YOUR ASSIGNMENT
Count lines, not occurrences: report how many lines in the records hold the string "Upload", and nothing else.

EXERCISE DATA
# # # # # # #
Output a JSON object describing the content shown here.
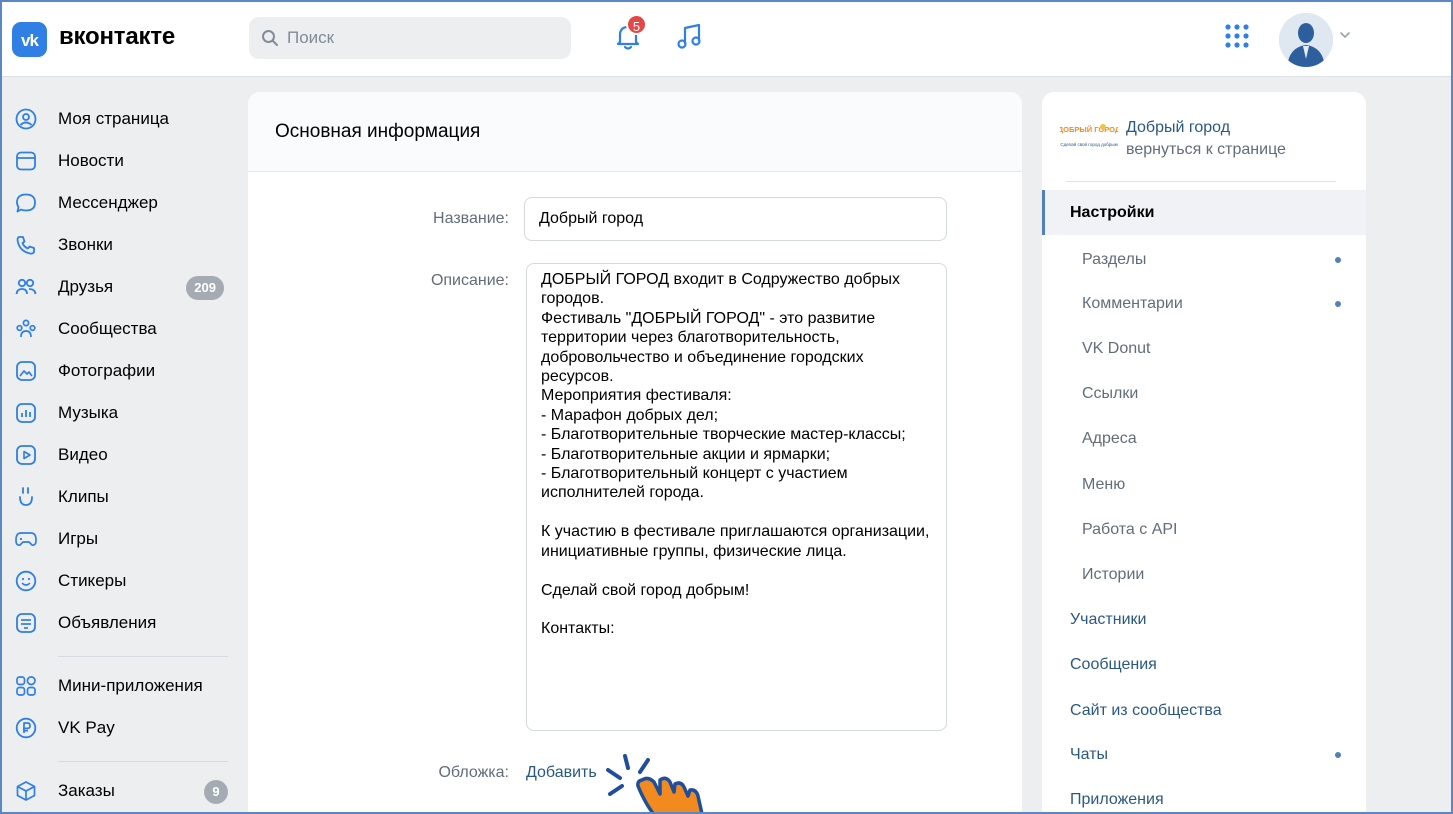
{
  "header": {
    "logo_letters": "vk",
    "logo_text": "вконтакте",
    "search_placeholder": "Поиск",
    "notifications_count": "5"
  },
  "sidebar": {
    "items": [
      {
        "label": "Моя страница",
        "icon": "user-circle-icon"
      },
      {
        "label": "Новости",
        "icon": "news-icon"
      },
      {
        "label": "Мессенджер",
        "icon": "message-icon"
      },
      {
        "label": "Звонки",
        "icon": "phone-icon"
      },
      {
        "label": "Друзья",
        "icon": "friends-icon",
        "count": "209"
      },
      {
        "label": "Сообщества",
        "icon": "communities-icon"
      },
      {
        "label": "Фотографии",
        "icon": "photo-icon"
      },
      {
        "label": "Музыка",
        "icon": "music-icon"
      },
      {
        "label": "Видео",
        "icon": "video-icon"
      },
      {
        "label": "Клипы",
        "icon": "clips-icon"
      },
      {
        "label": "Игры",
        "icon": "gamepad-icon"
      },
      {
        "label": "Стикеры",
        "icon": "sticker-icon"
      },
      {
        "label": "Объявления",
        "icon": "ads-icon"
      }
    ],
    "items2": [
      {
        "label": "Мини-приложения",
        "icon": "mini-apps-icon"
      },
      {
        "label": "VK Pay",
        "icon": "vkpay-icon"
      }
    ],
    "items3": [
      {
        "label": "Заказы",
        "icon": "box-icon",
        "count": "9"
      }
    ]
  },
  "main": {
    "title": "Основная информация",
    "name_label": "Название:",
    "name_value": "Добрый город",
    "desc_label": "Описание:",
    "desc_value": "ДОБРЫЙ ГОРОД входит в Содружество добрых городов.\nФестиваль \"ДОБРЫЙ ГОРОД\" - это развитие территории через благотворительность, добровольчество и объединение городских ресурсов.\nМероприятия фестиваля:\n- Марафон добрых дел;\n- Благотворительные творческие мастер-классы;\n- Благотворительные акции и ярмарки;\n- Благотворительный концерт с участием исполнителей города.\n\nК участию в фестивале приглашаются организации, инициативные группы, физические лица.\n\nСделай свой город добрым!\n\nКонтакты:",
    "cover_label": "Обложка:",
    "cover_add": "Добавить"
  },
  "right": {
    "group_name": "Добрый город",
    "group_back": "вернуться к странице",
    "logo_text": "ДОБРЫЙ ГОРОД",
    "logo_sub": "Сделай свой город добрым",
    "menu": [
      {
        "label": "Настройки",
        "active": true,
        "sub": false,
        "dot": false
      },
      {
        "label": "Разделы",
        "sub": true,
        "dot": true
      },
      {
        "label": "Комментарии",
        "sub": true,
        "dot": true
      },
      {
        "label": "VK Donut",
        "sub": true,
        "dot": false
      },
      {
        "label": "Ссылки",
        "sub": true,
        "dot": false
      },
      {
        "label": "Адреса",
        "sub": true,
        "dot": false
      },
      {
        "label": "Меню",
        "sub": true,
        "dot": false
      },
      {
        "label": "Работа с API",
        "sub": true,
        "dot": false
      },
      {
        "label": "Истории",
        "sub": true,
        "dot": false
      },
      {
        "label": "Участники",
        "sub": false,
        "dot": false
      },
      {
        "label": "Сообщения",
        "sub": false,
        "dot": false
      },
      {
        "label": "Сайт из сообщества",
        "sub": false,
        "dot": false
      },
      {
        "label": "Чаты",
        "sub": false,
        "dot": true
      },
      {
        "label": "Приложения",
        "sub": false,
        "dot": false
      }
    ]
  },
  "colors": {
    "accent": "#2a5885",
    "link": "#2a5885",
    "brand": "#2f7fe5",
    "highlight": "#f28a1f"
  }
}
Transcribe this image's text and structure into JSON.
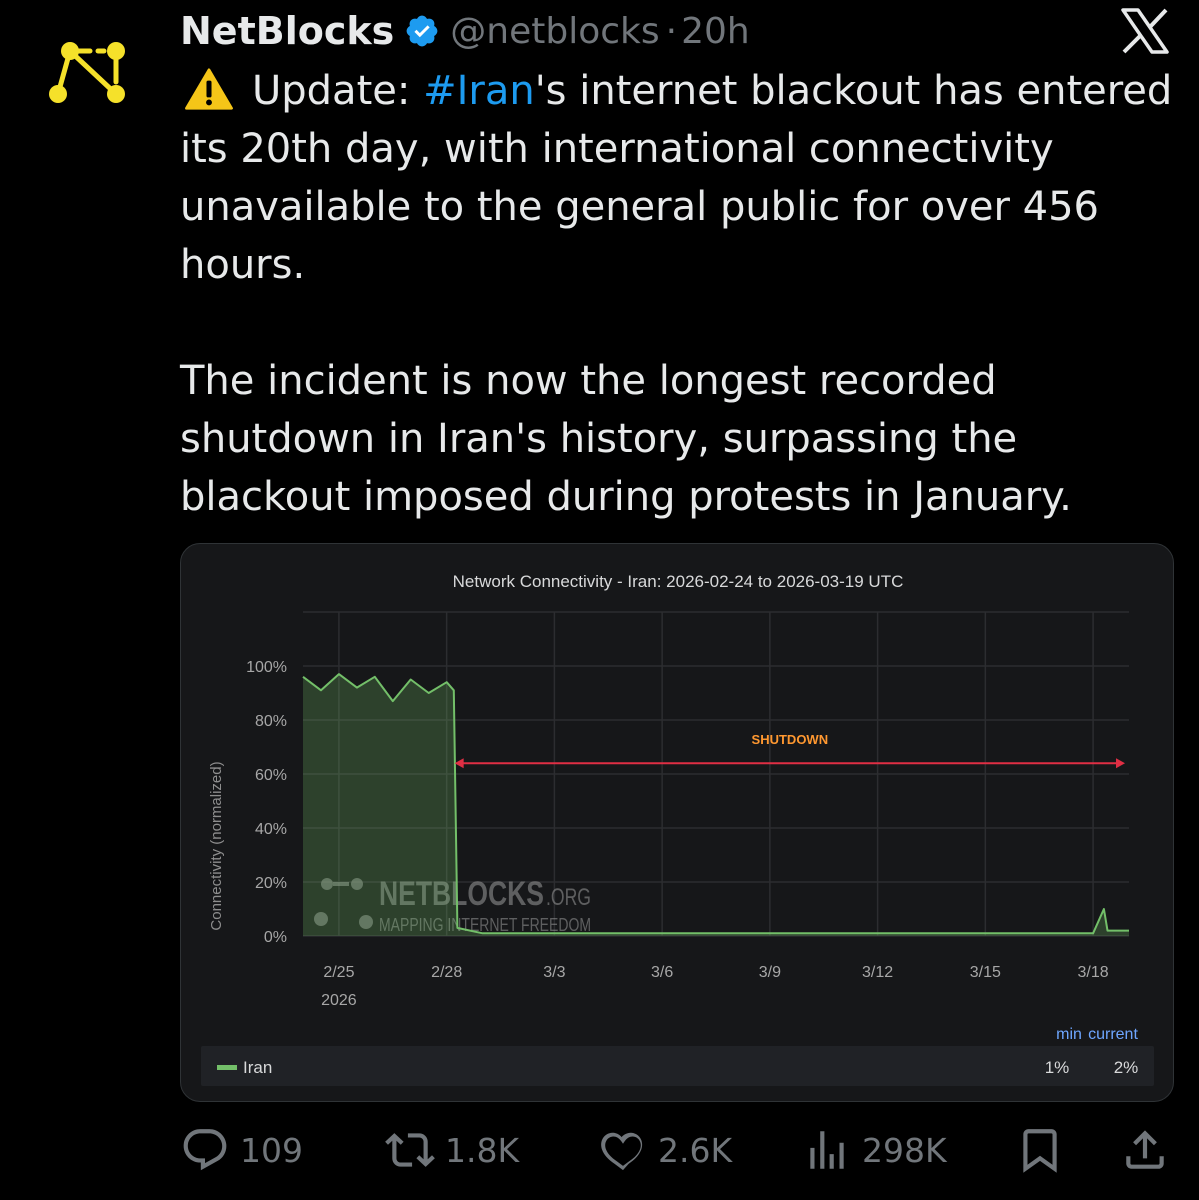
{
  "author": {
    "name": "NetBlocks",
    "handle": "@netblocks",
    "separator": "·",
    "time": "20h"
  },
  "tweet": {
    "line1_prefix": "Update: ",
    "hashtag": "#Iran",
    "line1_suffix": "'s internet blackout has entered",
    "line2": "its 20th day, with international connectivity",
    "line3": "unavailable to the general public for over 456",
    "line4": "hours.",
    "line5": "The incident is now the longest recorded",
    "line6": "shutdown in Iran's history, surpassing the",
    "line7": "blackout imposed during protests in January."
  },
  "colors": {
    "background": "#000000",
    "text": "#e7e9ea",
    "muted": "#71767b",
    "accent": "#1d9bf0",
    "series": "#73bf69",
    "annotation": "#e02f44",
    "annotation_label": "#ff9830",
    "logo": "#f5e12a"
  },
  "chart_data": {
    "type": "line",
    "title": "Network Connectivity - Iran: 2026-02-24 to 2026-03-19 UTC",
    "ylabel": "Connectivity (normalized)",
    "xlabel": "",
    "ylim": [
      0,
      100
    ],
    "xlim": [
      "2026-02-24",
      "2026-03-19"
    ],
    "yticks": [
      "100%",
      "80%",
      "60%",
      "40%",
      "20%",
      "0%"
    ],
    "xticks": [
      "2/25",
      "2/28",
      "3/3",
      "3/6",
      "3/9",
      "3/12",
      "3/15",
      "3/18"
    ],
    "xtick_year": "2026",
    "grid": true,
    "watermark": {
      "brand": "NETBLOCKS",
      "suffix": ".ORG",
      "tagline": "MAPPING INTERNET FREEDOM"
    },
    "annotation": {
      "label": "SHUTDOWN",
      "from": "2026-02-28",
      "to": "2026-03-19",
      "y": 64
    },
    "series": [
      {
        "name": "Iran",
        "points": [
          [
            "2026-02-24",
            96
          ],
          [
            "2026-02-24.5",
            91
          ],
          [
            "2026-02-25",
            97
          ],
          [
            "2026-02-25.5",
            92
          ],
          [
            "2026-02-26",
            96
          ],
          [
            "2026-02-26.5",
            87
          ],
          [
            "2026-02-27",
            95
          ],
          [
            "2026-02-27.5",
            90
          ],
          [
            "2026-02-28",
            94
          ],
          [
            "2026-02-28.2",
            91
          ],
          [
            "2026-02-28.3",
            3
          ],
          [
            "2026-03-01",
            1
          ],
          [
            "2026-03-05",
            1
          ],
          [
            "2026-03-10",
            1
          ],
          [
            "2026-03-15",
            1
          ],
          [
            "2026-03-18",
            1
          ],
          [
            "2026-03-18.3",
            10
          ],
          [
            "2026-03-18.4",
            2
          ],
          [
            "2026-03-19",
            2
          ]
        ]
      }
    ],
    "legend": {
      "name": "Iran",
      "min_label": "min",
      "current_label": "current",
      "min": "1%",
      "current": "2%"
    }
  },
  "metrics": {
    "replies": "109",
    "reposts": "1.8K",
    "likes": "2.6K",
    "views": "298K"
  }
}
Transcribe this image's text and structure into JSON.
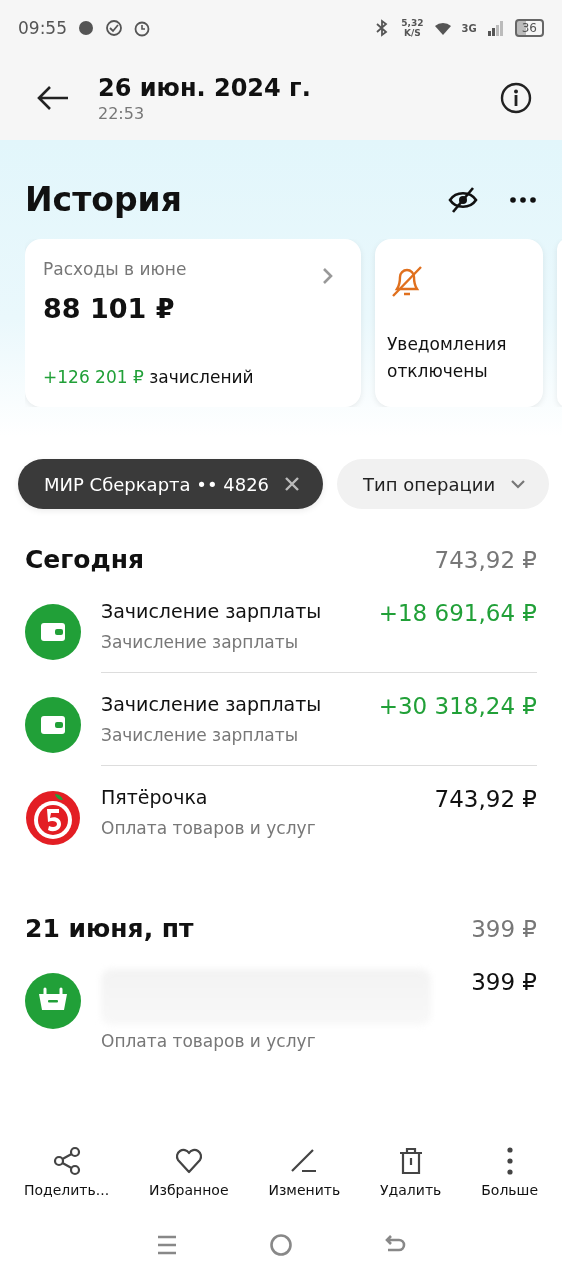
{
  "status_bar": {
    "time": "09:55",
    "speed": "5,32",
    "speed_unit": "K/S",
    "network": "3G",
    "battery": "36"
  },
  "header": {
    "title": "26 июн. 2024 г.",
    "subtitle": "22:53"
  },
  "page_title": "История",
  "summary_card": {
    "label": "Расходы в июне",
    "amount": "88 101 ₽",
    "income": "+126 201 ₽",
    "income_suffix": "зачислений"
  },
  "notice_card": {
    "text": "Уведомления отключены"
  },
  "filters": [
    {
      "label": "МИР Сберкарта •• 4826",
      "kind": "card"
    },
    {
      "label": "Тип операции",
      "kind": "dropdown"
    }
  ],
  "groups": [
    {
      "title": "Сегодня",
      "total": "743,92 ₽",
      "items": [
        {
          "kind": "wallet",
          "title": "Зачисление зарплаты",
          "subtitle": "Зачисление зарплаты",
          "amount": "+18 691,64 ₽",
          "incoming": true
        },
        {
          "kind": "wallet",
          "title": "Зачисление зарплаты",
          "subtitle": "Зачисление зарплаты",
          "amount": "+30 318,24 ₽",
          "incoming": true
        },
        {
          "kind": "store",
          "title": "Пятёрочка",
          "subtitle": "Оплата товаров и услуг",
          "amount": "743,92 ₽",
          "incoming": false
        }
      ]
    },
    {
      "title": "21 июня, пт",
      "total": "399 ₽",
      "items": [
        {
          "kind": "basket",
          "subtitle": "Оплата товаров и услуг",
          "amount": "399 ₽",
          "incoming": false
        }
      ]
    }
  ],
  "actions": [
    {
      "kind": "share",
      "label": "Поделить..."
    },
    {
      "kind": "favorite",
      "label": "Избранное"
    },
    {
      "kind": "edit",
      "label": "Изменить"
    },
    {
      "kind": "delete",
      "label": "Удалить"
    },
    {
      "kind": "more",
      "label": "Больше"
    }
  ]
}
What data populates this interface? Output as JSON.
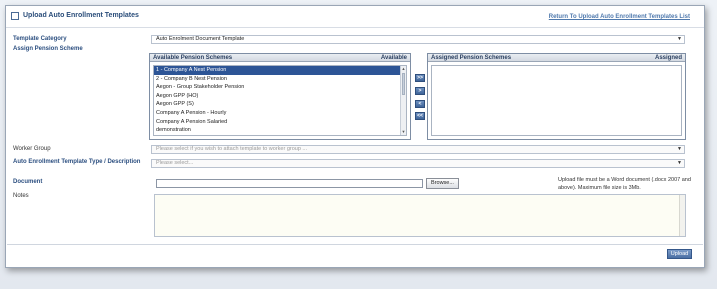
{
  "header": {
    "title": "Upload Auto Enrollment Templates",
    "return_link": "Return To Upload Auto Enrollment Templates List"
  },
  "labels": {
    "template_category": "Template Category",
    "assign_pension_scheme": "Assign Pension Scheme",
    "worker_group": "Worker Group",
    "template_type": "Auto Enrollment Template Type / Description",
    "document": "Document",
    "notes": "Notes"
  },
  "template_category": {
    "value": "Auto Enrolment Document Template"
  },
  "available": {
    "header": "Available Pension Schemes",
    "header_right": "Available",
    "items": [
      {
        "label": "1 - Company A Nest Pension",
        "selected": true
      },
      {
        "label": "2 - Company B Nest Pension",
        "selected": false
      },
      {
        "label": "Aegon - Group Stakeholder Pension",
        "selected": false
      },
      {
        "label": "Aegon GPP (HO)",
        "selected": false
      },
      {
        "label": "Aegon GPP (S)",
        "selected": false
      },
      {
        "label": "Company A Pension - Hourly",
        "selected": false
      },
      {
        "label": "Company A Pension Salaried",
        "selected": false
      },
      {
        "label": "demonstration",
        "selected": false
      },
      {
        "label": "demonstration pension",
        "selected": false
      }
    ]
  },
  "assigned": {
    "header": "Assigned Pension Schemes",
    "header_right": "Assigned"
  },
  "move_buttons": {
    "add_all": ">>",
    "add": ">",
    "remove": "<",
    "remove_all": "<<"
  },
  "worker_group": {
    "placeholder": "Please select if you wish to attach template to worker group ..."
  },
  "template_type": {
    "placeholder": "Please select..."
  },
  "document": {
    "browse_label": "Browse...",
    "help_text": "Upload file must be a Word document (.docx 2007 and above). Maximum file size is 3Mb."
  },
  "actions": {
    "upload_label": "Upload"
  }
}
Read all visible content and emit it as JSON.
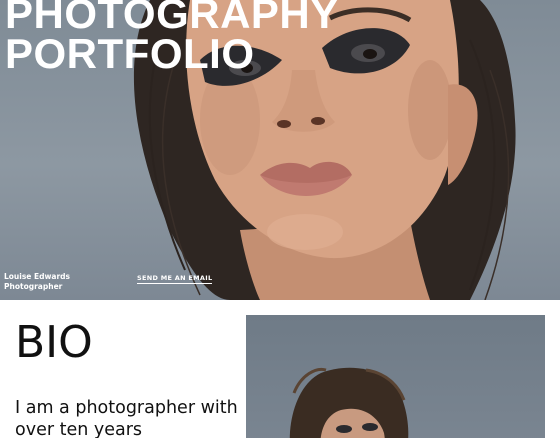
{
  "hero": {
    "title_line1": "PHOTOGRAPHY",
    "title_line2": "PORTFOLIO",
    "name": "Louise Edwards",
    "role": "Photographer",
    "email_link": "SEND ME AN EMAIL"
  },
  "bio": {
    "heading": "BIO",
    "text": "I am a photographer with over ten years"
  },
  "colors": {
    "hero_background": "#8a95a0",
    "text_dark": "#111111",
    "text_light": "#ffffff"
  }
}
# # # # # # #
ANSWER TO THE EXERCISE
4